OSWEGO – The 2019 season of the Oswego Players promises to be a year full of fun on the Frances Marion Brown Theater in the Civic Arts Center of Oswego.
Five major productions will be featured this year as the Players roll out its 81st year of continuous community theater in Oswego.
Founded in 1938, the Players hold the distinction of being one of the oldest community theaters in New York State.
This year along with the Art Association of Oswego, the Players will also host the 55th anniversary celebration of their shared home in the Civic Arts Center Building in the Fort Ontario Park.
In addition to the regular list of shows, Players is proud to announce the world premier of “Safe Haven” a fictional account of one family’s experiences living on the World War II refugee compound of Fort Ontario.
The refugee camp, created by the U.S. government at the request of President Roosevelt, housed more than 900 Europeans as a result of the holocaust.
Local playwrights Michael Nupuf and Laura Lowrie, have created a captivating play that will be told on the Foundry’s stage in dinner theater style June 1 and 2.
For more information regarding these productions as well as many other activities, please log onto: oswegoplayers.org.
“Snow White And The Queen Of Mean”
by Tommy Jamerson
Directed by Matt Fleming
March 8, 9, 10
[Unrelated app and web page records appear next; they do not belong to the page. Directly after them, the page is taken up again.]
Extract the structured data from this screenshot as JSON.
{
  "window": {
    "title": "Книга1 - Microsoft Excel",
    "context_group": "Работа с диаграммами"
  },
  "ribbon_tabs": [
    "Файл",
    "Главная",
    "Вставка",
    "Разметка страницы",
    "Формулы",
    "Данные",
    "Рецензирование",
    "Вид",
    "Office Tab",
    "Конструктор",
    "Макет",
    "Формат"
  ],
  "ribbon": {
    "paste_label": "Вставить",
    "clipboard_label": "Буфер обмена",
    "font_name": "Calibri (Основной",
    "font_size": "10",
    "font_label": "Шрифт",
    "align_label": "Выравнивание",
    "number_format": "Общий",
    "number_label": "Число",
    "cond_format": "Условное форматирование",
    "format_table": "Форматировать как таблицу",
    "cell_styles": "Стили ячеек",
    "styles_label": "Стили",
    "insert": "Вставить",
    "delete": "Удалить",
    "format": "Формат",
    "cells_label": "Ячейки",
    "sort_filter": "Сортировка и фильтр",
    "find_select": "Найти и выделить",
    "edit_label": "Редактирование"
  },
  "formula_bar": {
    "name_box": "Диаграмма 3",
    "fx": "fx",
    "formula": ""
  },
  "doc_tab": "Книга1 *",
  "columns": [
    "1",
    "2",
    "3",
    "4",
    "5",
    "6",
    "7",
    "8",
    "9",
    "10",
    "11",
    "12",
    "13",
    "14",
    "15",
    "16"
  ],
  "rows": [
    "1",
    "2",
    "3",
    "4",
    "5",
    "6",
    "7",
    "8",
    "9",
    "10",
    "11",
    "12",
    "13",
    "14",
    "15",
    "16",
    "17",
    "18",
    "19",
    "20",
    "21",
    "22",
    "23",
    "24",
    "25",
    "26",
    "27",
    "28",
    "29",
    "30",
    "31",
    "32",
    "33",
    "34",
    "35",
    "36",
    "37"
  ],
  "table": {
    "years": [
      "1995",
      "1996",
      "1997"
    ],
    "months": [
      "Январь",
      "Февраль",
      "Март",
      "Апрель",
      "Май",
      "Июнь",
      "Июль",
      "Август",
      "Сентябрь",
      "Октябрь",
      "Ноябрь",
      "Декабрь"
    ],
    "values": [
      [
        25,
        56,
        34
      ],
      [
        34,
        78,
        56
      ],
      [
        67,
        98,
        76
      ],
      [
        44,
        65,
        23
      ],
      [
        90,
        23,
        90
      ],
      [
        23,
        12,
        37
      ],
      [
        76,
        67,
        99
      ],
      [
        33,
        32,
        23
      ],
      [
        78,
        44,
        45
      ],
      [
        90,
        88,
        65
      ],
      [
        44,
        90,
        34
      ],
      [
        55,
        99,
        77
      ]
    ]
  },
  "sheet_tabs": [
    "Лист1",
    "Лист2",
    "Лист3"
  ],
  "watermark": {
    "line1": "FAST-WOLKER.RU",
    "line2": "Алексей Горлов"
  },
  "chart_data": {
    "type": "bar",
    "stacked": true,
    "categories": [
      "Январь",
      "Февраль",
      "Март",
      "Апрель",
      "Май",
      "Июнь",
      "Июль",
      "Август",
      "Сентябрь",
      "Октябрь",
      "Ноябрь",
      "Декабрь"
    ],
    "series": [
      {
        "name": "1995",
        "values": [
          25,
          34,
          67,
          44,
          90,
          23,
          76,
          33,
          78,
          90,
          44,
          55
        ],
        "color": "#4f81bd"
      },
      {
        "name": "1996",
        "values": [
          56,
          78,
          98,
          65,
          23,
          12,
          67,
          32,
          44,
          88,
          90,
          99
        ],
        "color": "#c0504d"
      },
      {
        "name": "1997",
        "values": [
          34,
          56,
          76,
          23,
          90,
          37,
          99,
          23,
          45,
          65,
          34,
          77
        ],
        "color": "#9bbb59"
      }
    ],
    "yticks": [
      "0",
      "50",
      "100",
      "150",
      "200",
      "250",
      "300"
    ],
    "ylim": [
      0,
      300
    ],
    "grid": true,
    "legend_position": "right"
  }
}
One of the most beloved fairy tales of all time gets a sassy and snappy reboot when a princess with a “heart as pure as the driven snow” crosses paths with the dastardly Evil Queen.
And we all know what happens when the Evil Queen of Mean shows up disguised as an old woman peddling a poison apple. Or do we?
“What The Rabbi Saw”
a hilarious farce by Billy Van Zandt and Jane Milmore
Directed by Tom Briggs
April 26, 27, 28 May 3, 4, 5
A comedy full of silly, zany madcap antics at a rapid-fire pace. endless pratfalls, door ballets, and bits of physical comedy have actors diving under beds and into suitcases, getting hit with silver platters, hiding under wedding gowns, slipping on ice cubes, dodging bullets, falling off buildings, and jumping in and out of closet doors which seem to have minds of their own.
“Annie Get Your Gun”
Music by Irving Berlin, Book by Herbert and Dorothy Fields
Revised by Peter Stone
Directed by Matt Fleming
July 26, 27, 28 August 2, 3, 4
As Newsday reported Stone’s revisions are sweetly ingenious, and the show is a dream. Stone reshaped the 1946 book to create a Wild West show-within-a-show that frames the ageless “Anything You Can Do I Can Do Better’ love story of sharpshooters Annie Oakley and Frank Butler. AGYG will become a favorite of the whole family.
“I Take This Man”
by Jack Sharkey
Directed by Sherri Metz
October 11, 12, 13, 18,19,20 (Frances Marion Brown Theater)
October 25, 26 (dinner theater at the Church of the Resurrection)
When lovely young Gideon Hollis a.k.a. Giddy spots an unconscious man in a tank top and shorts lying in Copley Square just after all other Boston Marathon racers have crossed the finish line, she reasons that since nice guys finish last, this must be Mr. Right! Complications escalate at a furious pace in this outrageous concoction of wild, warm, and lightning-paced hilarity that is perfect for the entire family.
by Dana Proulx
Directed by Norman Berlin
December 6, 7, 8, 13, 14, 15
This unique comedy shows the other side of several familiar fairy tales, when two of their biggest villains, the Big Bad Wolf and the Wicked Witch, are brought to trial. Hear the personal accounts of what happened, told in testimonies and flashback sequences, from characters such as Snow White, Dorothy, Sleeping Beauty, the Three Pigs, Little Red Riding Hood, and many others, including the Witch and the Wolf themselves, as each trial unfolds.